(REQUIRED WORK)
Copy out, from the data below, each line in which the word "screenshot" occurs.

[Records from a data source]
····················

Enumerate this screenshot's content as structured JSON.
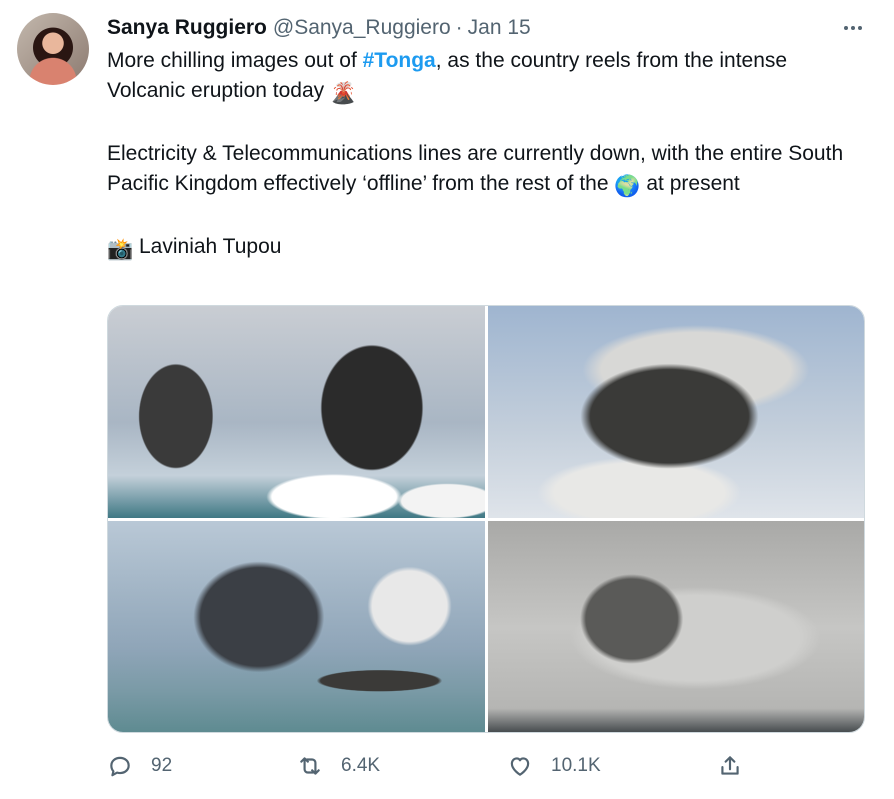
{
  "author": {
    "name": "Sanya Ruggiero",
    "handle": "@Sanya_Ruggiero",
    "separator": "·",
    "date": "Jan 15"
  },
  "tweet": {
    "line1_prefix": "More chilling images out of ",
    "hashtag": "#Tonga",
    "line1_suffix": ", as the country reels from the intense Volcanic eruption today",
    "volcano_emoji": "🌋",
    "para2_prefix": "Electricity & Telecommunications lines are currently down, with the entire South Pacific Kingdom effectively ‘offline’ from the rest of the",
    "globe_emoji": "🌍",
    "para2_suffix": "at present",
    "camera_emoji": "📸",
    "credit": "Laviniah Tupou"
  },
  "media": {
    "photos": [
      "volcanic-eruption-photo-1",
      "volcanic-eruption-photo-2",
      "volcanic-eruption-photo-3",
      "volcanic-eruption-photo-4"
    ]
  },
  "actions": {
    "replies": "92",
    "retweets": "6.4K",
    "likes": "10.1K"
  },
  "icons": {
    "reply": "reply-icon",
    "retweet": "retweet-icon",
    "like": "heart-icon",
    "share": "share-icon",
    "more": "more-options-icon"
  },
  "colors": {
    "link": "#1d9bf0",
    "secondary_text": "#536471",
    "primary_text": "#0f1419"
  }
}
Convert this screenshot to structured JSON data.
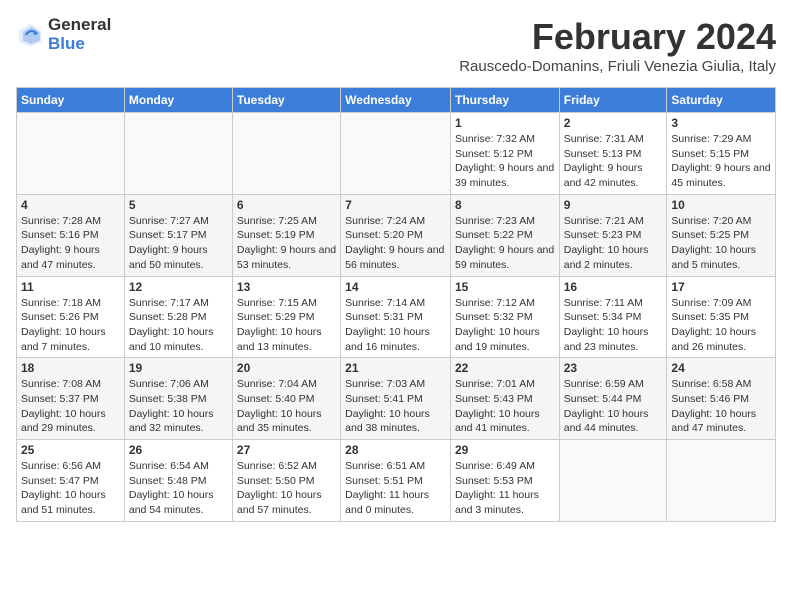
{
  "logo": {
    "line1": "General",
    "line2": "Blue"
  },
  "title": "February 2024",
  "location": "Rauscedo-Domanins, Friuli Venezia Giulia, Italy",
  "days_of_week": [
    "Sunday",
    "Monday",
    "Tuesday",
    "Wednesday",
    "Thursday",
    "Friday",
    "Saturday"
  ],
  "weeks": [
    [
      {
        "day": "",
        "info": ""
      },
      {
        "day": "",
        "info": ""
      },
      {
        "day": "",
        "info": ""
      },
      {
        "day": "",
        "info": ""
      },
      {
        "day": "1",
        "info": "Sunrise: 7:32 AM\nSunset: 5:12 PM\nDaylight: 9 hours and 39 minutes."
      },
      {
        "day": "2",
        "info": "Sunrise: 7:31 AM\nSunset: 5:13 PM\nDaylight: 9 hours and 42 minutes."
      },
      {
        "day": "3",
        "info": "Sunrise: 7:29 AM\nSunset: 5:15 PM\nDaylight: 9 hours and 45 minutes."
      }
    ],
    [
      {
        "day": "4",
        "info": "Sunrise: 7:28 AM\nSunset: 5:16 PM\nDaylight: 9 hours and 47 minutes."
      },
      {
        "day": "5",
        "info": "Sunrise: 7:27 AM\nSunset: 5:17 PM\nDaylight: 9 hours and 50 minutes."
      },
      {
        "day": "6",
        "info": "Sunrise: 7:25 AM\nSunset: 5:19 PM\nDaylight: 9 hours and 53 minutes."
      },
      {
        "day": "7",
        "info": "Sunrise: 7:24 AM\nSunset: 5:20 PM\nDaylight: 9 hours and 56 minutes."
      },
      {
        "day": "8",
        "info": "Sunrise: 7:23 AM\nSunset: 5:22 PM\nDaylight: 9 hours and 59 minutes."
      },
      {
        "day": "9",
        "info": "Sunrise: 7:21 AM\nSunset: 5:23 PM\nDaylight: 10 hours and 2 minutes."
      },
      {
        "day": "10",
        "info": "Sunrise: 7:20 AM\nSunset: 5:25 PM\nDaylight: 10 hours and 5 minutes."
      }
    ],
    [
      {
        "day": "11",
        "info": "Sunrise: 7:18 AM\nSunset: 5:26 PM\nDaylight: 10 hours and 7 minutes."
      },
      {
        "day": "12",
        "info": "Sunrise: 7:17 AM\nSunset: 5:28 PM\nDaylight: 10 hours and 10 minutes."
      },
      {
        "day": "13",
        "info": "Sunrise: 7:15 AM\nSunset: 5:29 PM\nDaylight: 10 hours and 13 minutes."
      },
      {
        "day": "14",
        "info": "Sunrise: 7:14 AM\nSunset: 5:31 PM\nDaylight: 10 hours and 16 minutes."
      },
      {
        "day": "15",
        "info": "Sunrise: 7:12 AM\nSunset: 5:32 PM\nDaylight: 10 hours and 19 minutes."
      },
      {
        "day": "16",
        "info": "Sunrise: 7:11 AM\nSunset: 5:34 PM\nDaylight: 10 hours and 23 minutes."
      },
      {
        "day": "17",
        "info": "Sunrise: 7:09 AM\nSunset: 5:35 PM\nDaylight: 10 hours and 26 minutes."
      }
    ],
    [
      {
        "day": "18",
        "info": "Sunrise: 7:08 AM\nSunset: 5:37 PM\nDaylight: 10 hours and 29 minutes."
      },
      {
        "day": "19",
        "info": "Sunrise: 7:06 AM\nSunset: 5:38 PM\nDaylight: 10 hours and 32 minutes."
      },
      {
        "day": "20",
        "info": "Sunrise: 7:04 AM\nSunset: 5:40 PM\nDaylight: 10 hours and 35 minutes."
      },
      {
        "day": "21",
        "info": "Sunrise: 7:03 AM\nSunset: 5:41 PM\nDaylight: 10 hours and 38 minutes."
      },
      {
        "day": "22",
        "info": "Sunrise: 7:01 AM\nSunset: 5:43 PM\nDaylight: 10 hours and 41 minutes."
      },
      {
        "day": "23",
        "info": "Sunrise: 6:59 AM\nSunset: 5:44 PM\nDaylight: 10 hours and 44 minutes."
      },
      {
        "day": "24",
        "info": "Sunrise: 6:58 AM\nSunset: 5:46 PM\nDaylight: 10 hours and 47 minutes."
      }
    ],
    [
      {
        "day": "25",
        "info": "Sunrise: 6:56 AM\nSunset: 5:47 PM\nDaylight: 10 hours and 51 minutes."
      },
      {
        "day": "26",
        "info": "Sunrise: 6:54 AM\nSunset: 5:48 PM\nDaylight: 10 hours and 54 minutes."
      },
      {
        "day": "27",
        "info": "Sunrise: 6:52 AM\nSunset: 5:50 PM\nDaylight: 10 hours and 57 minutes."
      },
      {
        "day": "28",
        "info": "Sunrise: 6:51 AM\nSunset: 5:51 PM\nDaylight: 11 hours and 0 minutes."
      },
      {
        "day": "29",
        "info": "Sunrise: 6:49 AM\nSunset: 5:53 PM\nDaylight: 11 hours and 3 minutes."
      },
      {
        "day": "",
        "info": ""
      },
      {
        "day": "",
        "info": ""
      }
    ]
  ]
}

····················

(WRITTEN RESPONSE)
Enumerate this screenshot's content as structured JSON.
Convert this screenshot to structured JSON data.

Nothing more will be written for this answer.